**Uniform Leaf Level:**All leaves of a B-Tree are guaranteed to be at the same level, ensuring efficient retrieval operations regardless of the tree’s size.**Minimum Degree ‘t’:**The structure of a B-Tree is determined by its minimum degree ‘t’, which is influenced by the disk block size.**Key Constraints:**Each non-root node must contain at least ‘t-1’ keys, while the root may have a minimum of one key. Additionally, all nodes, including the root, can hold at most ‘(2*t – 1)’ keys.**Child-Node Relationship:**The number of children of a node is equal to the number of keys it contains plus one.**Sorted Keys:**Keys within a node are always sorted in increasing order, facilitating efficient searching operations.**Leaf Node Insertion:**New key insertion in a B-Tree occurs exclusively at leaf nodes, maintaining the balanced structure of the tree.

### 5. B+ Tree

A B+ tree is an enhancement of the B-tree data structure, specifically optimized for indexing purposes. Unlike traditional B-trees, which store data pointers in both internal and leaf nodes, B+ trees only store data pointers at the leaf nodes. This design eliminates the need to traverse internal nodes for data retrieval, making B+ trees more efficient for disk-based storage systems.

Key characteristics of a B+ tree include:

**Leaf Node Structure:**Leaf nodes in a B+ tree store all key values along with their corresponding data pointers to disk blocks.**Internal Node Structure:**Internal nodes of a B+ tree consist of tree pointers and key values. Each internal node follows a specific structure where keys are sorted in ascending order, facilitating efficient search operations.**Tree Pointer Arrangement:**Internal nodes have a maximum of ‘a’ tree pointers, where ‘a’ is the order of the B+ tree. The root node contains at least two tree pointers, while other internal nodes have at least ⌈a/2⌉ pointers.**Key-Pointer Relationship:**For each search field value ‘X’ in the subtree pointed to by a tree pointer Pi, the internal node ensures that the condition Ki-1 < X <= Ki holds for 1 < i < c, where ‘c’ is the number of pointers in the node.

### 6. Segment Tree

A segment tree is a binary tree utilized for storing intervals or segments. Every node of the tree is used to represent an interval. A segment tree can be represented using a simple array. This tree allows us to answer range queries over an array.

Let’s say we have an array A of size N that represents a segment tree T.

- The root node of the tree includes all elements of the array A[0 – 1].
- Every leaf node of the tree will represent only one element of the array A[i] such that 0 <= i < N
- The internal nodes of the tree will represent the union of elementary intervals A[i : j] where 0 <= i < j < N.

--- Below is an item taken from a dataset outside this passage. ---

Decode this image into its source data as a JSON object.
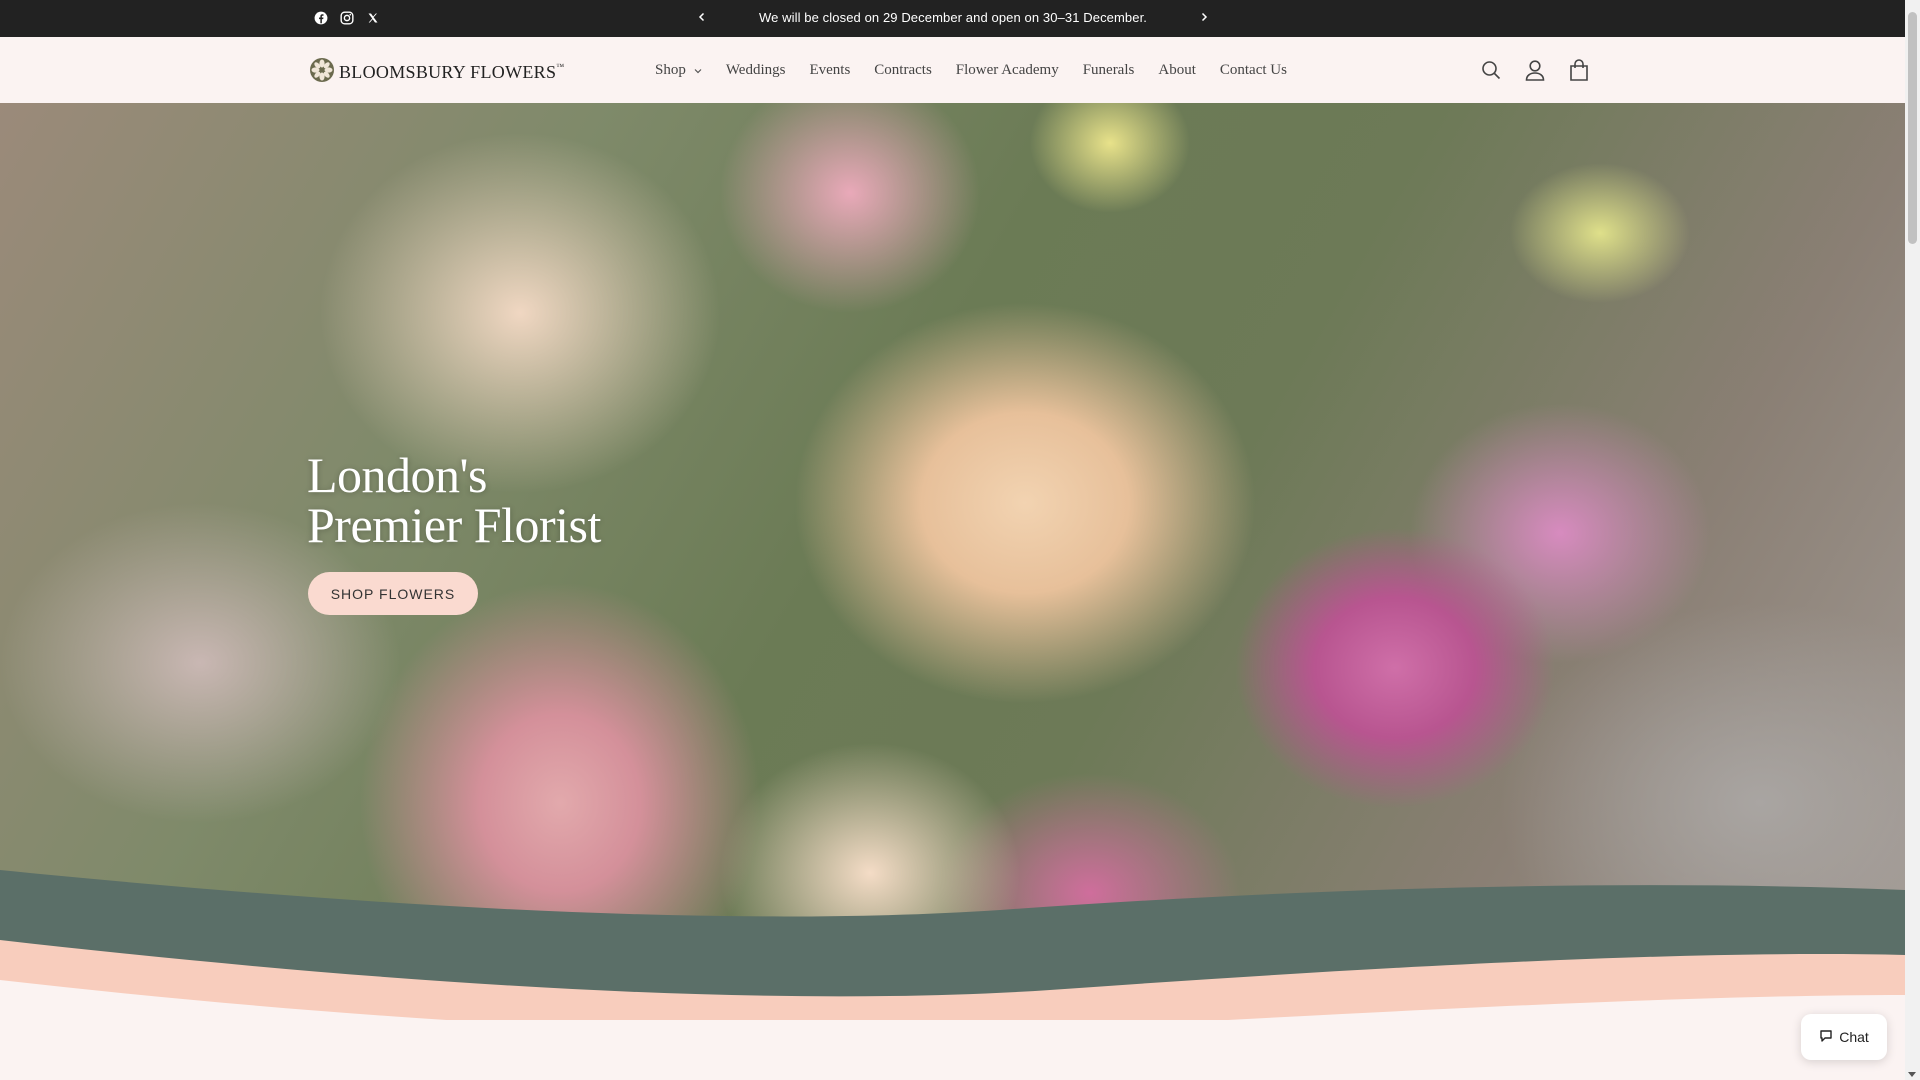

Two operations can be done on a segment tree – update (update the value of a key) and query (given two indices, return the segment lying between the two indices).

## Conclusion

- Trees are hierarchical data structures consisting of nodes, each storing a value and references to child nodes.
- Binary trees restrict nodes to have at most two children, leading to variations like full, degenerate, perfect, complete, and balanced binary trees.
- Ternary trees extend this concept, allowing nodes to have up to three children, typically labeled as “left”, “mid”, and “right”.
- N-ary trees, also known as generic trees, permit nodes to have multiple children, with the exact number varying per node.
- Binary Search Trees, AVL Trees, and Red-Black Trees are variants optimized for efficient searching, insertion, and deletion operations.
- B-Trees and B+ Trees are designed for disk storage systems, ensuring uniform leaf levels and efficient indexing for large datasets. Additionally, segment trees offer a specialized structure for interval-based queries in arrays.